Material provided —

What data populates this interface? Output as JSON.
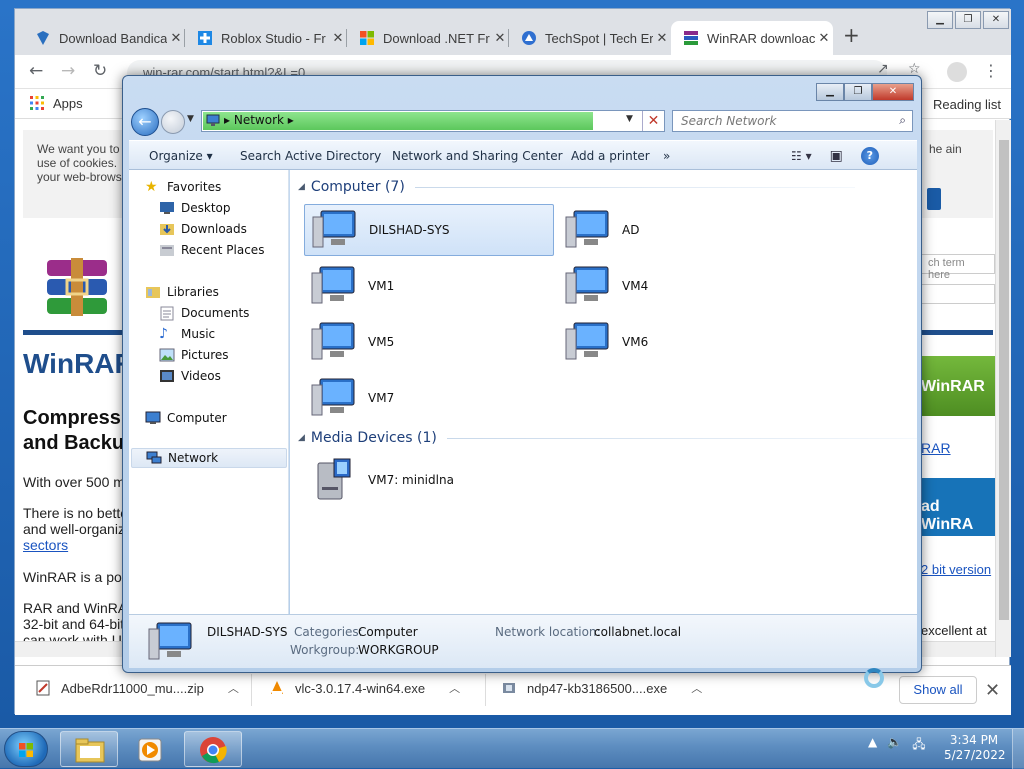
{
  "browser": {
    "tabs": [
      {
        "title": "Download Bandica",
        "icon": "bandicam-icon"
      },
      {
        "title": "Roblox Studio - Fr",
        "icon": "roblox-icon"
      },
      {
        "title": "Download .NET Fr",
        "icon": "windows-icon"
      },
      {
        "title": "TechSpot | Tech Er",
        "icon": "techspot-icon"
      },
      {
        "title": "WinRAR downloac",
        "icon": "winrar-icon"
      }
    ],
    "url": "win-rar.com/start.html?&L=0",
    "bookmarks": {
      "apps": "Apps",
      "reading_list": "Reading list"
    },
    "page": {
      "cookie_left": "We want you to use of cookies. your web-brows",
      "cookie_right": "he ain",
      "heading": "WinRAR",
      "subheading": "Compress and Backu",
      "p1": "With over 500 m",
      "p2": "There is no bette and well-organiz",
      "p2_link": "sectors",
      "p3": "WinRAR is a po",
      "p4": "RAR and WinRA 32-bit and 64-bit can work with U",
      "search_placeholder": "ch term here",
      "green_btn": "WinRAR",
      "rar_link": "RAR",
      "blue_btn": "ad WinRA",
      "bit_link": "2 bit version",
      "excellent": "excellent at"
    },
    "downloads": [
      {
        "name": "AdbeRdr11000_mu....zip",
        "icon": "zip-file-icon"
      },
      {
        "name": "vlc-3.0.17.4-win64.exe",
        "icon": "vlc-icon"
      },
      {
        "name": "ndp47-kb3186500....exe",
        "icon": "installer-icon"
      }
    ],
    "show_all": "Show all"
  },
  "explorer": {
    "address": "Network",
    "search_placeholder": "Search Network",
    "commands": [
      "Organize",
      "Search Active Directory",
      "Network and Sharing Center",
      "Add a printer",
      "»"
    ],
    "nav": {
      "favorites": "Favorites",
      "desktop": "Desktop",
      "downloads": "Downloads",
      "recent": "Recent Places",
      "libraries": "Libraries",
      "documents": "Documents",
      "music": "Music",
      "pictures": "Pictures",
      "videos": "Videos",
      "computer": "Computer",
      "network": "Network"
    },
    "group_computer": "Computer (7)",
    "group_media": "Media Devices (1)",
    "computers": [
      "DILSHAD-SYS",
      "AD",
      "VM1",
      "VM4",
      "VM5",
      "VM6",
      "VM7"
    ],
    "media": [
      "VM7: minidlna"
    ],
    "details": {
      "name": "DILSHAD-SYS",
      "categories_label": "Categories:",
      "categories": "Computer",
      "workgroup_label": "Workgroup:",
      "workgroup": "WORKGROUP",
      "netloc_label": "Network location:",
      "netloc": "collabnet.local"
    }
  },
  "taskbar": {
    "time": "3:34 PM",
    "date": "5/27/2022"
  }
}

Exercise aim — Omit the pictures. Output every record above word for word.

Result of the task —
What data populates this interface? Output as JSON.
{
  "browser": {
    "tabs": [
      {
        "title": "Download Bandica",
        "icon": "bandicam-icon"
      },
      {
        "title": "Roblox Studio - Fr",
        "icon": "roblox-icon"
      },
      {
        "title": "Download .NET Fr",
        "icon": "windows-icon"
      },
      {
        "title": "TechSpot | Tech Er",
        "icon": "techspot-icon"
      },
      {
        "title": "WinRAR downloac",
        "icon": "winrar-icon"
      }
    ],
    "url": "win-rar.com/start.html?&L=0",
    "bookmarks": {
      "apps": "Apps",
      "reading_list": "Reading list"
    },
    "page": {
      "cookie_left": "We want you to use of cookies. your web-brows",
      "cookie_right": "he ain",
      "heading": "WinRAR",
      "subheading": "Compress and Backu",
      "p1": "With over 500 m",
      "p2": "There is no bette and well-organiz",
      "p2_link": "sectors",
      "p3": "WinRAR is a po",
      "p4": "RAR and WinRA 32-bit and 64-bit can work with U",
      "search_placeholder": "ch term here",
      "green_btn": "WinRAR",
      "rar_link": "RAR",
      "blue_btn": "ad WinRA",
      "bit_link": "2 bit version",
      "excellent": "excellent at"
    },
    "downloads": [
      {
        "name": "AdbeRdr11000_mu....zip",
        "icon": "zip-file-icon"
      },
      {
        "name": "vlc-3.0.17.4-win64.exe",
        "icon": "vlc-icon"
      },
      {
        "name": "ndp47-kb3186500....exe",
        "icon": "installer-icon"
      }
    ],
    "show_all": "Show all"
  },
  "explorer": {
    "address": "Network",
    "search_placeholder": "Search Network",
    "commands": [
      "Organize",
      "Search Active Directory",
      "Network and Sharing Center",
      "Add a printer",
      "»"
    ],
    "nav": {
      "favorites": "Favorites",
      "desktop": "Desktop",
      "downloads": "Downloads",
      "recent": "Recent Places",
      "libraries": "Libraries",
      "documents": "Documents",
      "music": "Music",
      "pictures": "Pictures",
      "videos": "Videos",
      "computer": "Computer",
      "network": "Network"
    },
    "group_computer": "Computer (7)",
    "group_media": "Media Devices (1)",
    "computers": [
      "DILSHAD-SYS",
      "AD",
      "VM1",
      "VM4",
      "VM5",
      "VM6",
      "VM7"
    ],
    "media": [
      "VM7: minidlna"
    ],
    "details": {
      "name": "DILSHAD-SYS",
      "categories_label": "Categories:",
      "categories": "Computer",
      "workgroup_label": "Workgroup:",
      "workgroup": "WORKGROUP",
      "netloc_label": "Network location:",
      "netloc": "collabnet.local"
    }
  },
  "taskbar": {
    "time": "3:34 PM",
    "date": "5/27/2022"
  }
}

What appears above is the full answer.